      In a post-scarcity economy, sure, that’s trivial. But the hard part is the transition, there’s not a clear way to get from here to there without a lot of misery in between.

  10. John McLean

    I was wondering this after reading an article about technological innovations in the future. Does the Bible/Christianity account for this type of question? Do you have to be married to the robot first or..?

  11. TomK

    can software violate a magic sky fairy law? If the developer allows it

  12. Adam Spark Two

    Our weakness is that we assume technology is neutral, but it was obviously made for wars.
    Marcuse totally saw this coming

  13. Check Batin

    The implications of AI are still being worked out as technology advances at a dizzying speed. Christians, like everyone else, or other religions, are asking questions about what this means. But one thing people of faith want to affirm most strongly is that technology has to serve the good of humanity – all of it, not just the privileged few. Intelligence – whether artificial or not – which is divorced from a vision of the flourishing of all humankind is contrary to God’s vision for humanity. We have the opportunity to create machines that can learn to do things without us, but we also have the opportunity to shape that learning in a way that blesses the world rather than harms it.

    • Jacek B2

      What if God left us? And we create our reality?

    • DDonovan

      No doubt, that’s why it is only the monkey part of my brain that feels bad.
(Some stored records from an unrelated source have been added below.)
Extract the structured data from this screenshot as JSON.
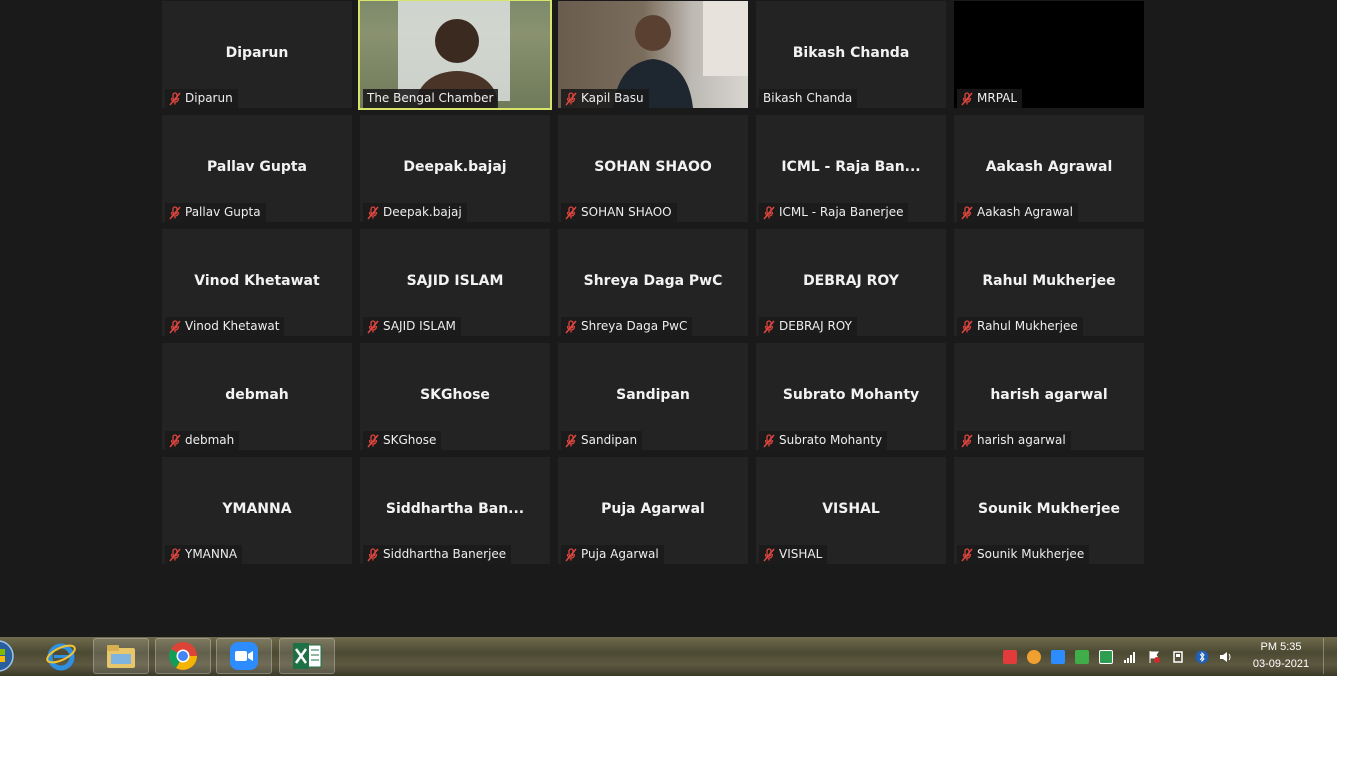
{
  "participants": [
    {
      "display": "Diparun",
      "label": "Diparun",
      "muted": true,
      "video": false
    },
    {
      "display": "",
      "label": "The Bengal Chamber",
      "muted": false,
      "video": true,
      "active": true
    },
    {
      "display": "",
      "label": "Kapil Basu",
      "muted": true,
      "video": true
    },
    {
      "display": "Bikash Chanda",
      "label": "Bikash Chanda",
      "muted": false,
      "video": false
    },
    {
      "display": "",
      "label": "MRPAL",
      "muted": true,
      "video": false,
      "black": true
    },
    {
      "display": "Pallav Gupta",
      "label": "Pallav Gupta",
      "muted": true,
      "video": false
    },
    {
      "display": "Deepak.bajaj",
      "label": "Deepak.bajaj",
      "muted": true,
      "video": false
    },
    {
      "display": "SOHAN SHAOO",
      "label": "SOHAN SHAOO",
      "muted": true,
      "video": false
    },
    {
      "display": "ICML - Raja Ban...",
      "label": "ICML - Raja Banerjee",
      "muted": true,
      "video": false
    },
    {
      "display": "Aakash Agrawal",
      "label": "Aakash Agrawal",
      "muted": true,
      "video": false
    },
    {
      "display": "Vinod Khetawat",
      "label": "Vinod Khetawat",
      "muted": true,
      "video": false
    },
    {
      "display": "SAJID ISLAM",
      "label": "SAJID ISLAM",
      "muted": true,
      "video": false
    },
    {
      "display": "Shreya Daga PwC",
      "label": "Shreya Daga PwC",
      "muted": true,
      "video": false
    },
    {
      "display": "DEBRAJ ROY",
      "label": "DEBRAJ ROY",
      "muted": true,
      "video": false
    },
    {
      "display": "Rahul Mukherjee",
      "label": "Rahul Mukherjee",
      "muted": true,
      "video": false
    },
    {
      "display": "debmah",
      "label": "debmah",
      "muted": true,
      "video": false
    },
    {
      "display": "SKGhose",
      "label": "SKGhose",
      "muted": true,
      "video": false
    },
    {
      "display": "Sandipan",
      "label": "Sandipan",
      "muted": true,
      "video": false
    },
    {
      "display": "Subrato Mohanty",
      "label": "Subrato Mohanty",
      "muted": true,
      "video": false
    },
    {
      "display": "harish agarwal",
      "label": "harish agarwal",
      "muted": true,
      "video": false
    },
    {
      "display": "YMANNA",
      "label": "YMANNA",
      "muted": true,
      "video": false
    },
    {
      "display": "Siddhartha  Ban...",
      "label": "Siddhartha Banerjee",
      "muted": true,
      "video": false
    },
    {
      "display": "Puja Agarwal",
      "label": "Puja Agarwal",
      "muted": true,
      "video": false
    },
    {
      "display": "VISHAL",
      "label": "VISHAL",
      "muted": true,
      "video": false
    },
    {
      "display": "Sounik Mukherjee",
      "label": "Sounik Mukherjee",
      "muted": true,
      "video": false
    }
  ],
  "taskbar": {
    "apps": [
      {
        "name": "start-orb-icon"
      },
      {
        "name": "internet-explorer-icon"
      },
      {
        "name": "file-explorer-icon"
      },
      {
        "name": "chrome-icon"
      },
      {
        "name": "zoom-icon"
      },
      {
        "name": "excel-icon"
      }
    ],
    "clock": {
      "time": "PM 5:35",
      "date": "03-09-2021"
    }
  },
  "colors": {
    "meeting_bg": "#1a1a1a",
    "tile_bg": "#232323",
    "active_speaker_border": "#d8e56a",
    "mute_icon": "#e0463f"
  }
}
The frontal lobe of the cortex is what determines intent and, in this case, that has the constructive goal of testing Spot’s ability to perform as a military/disaster rescue bot.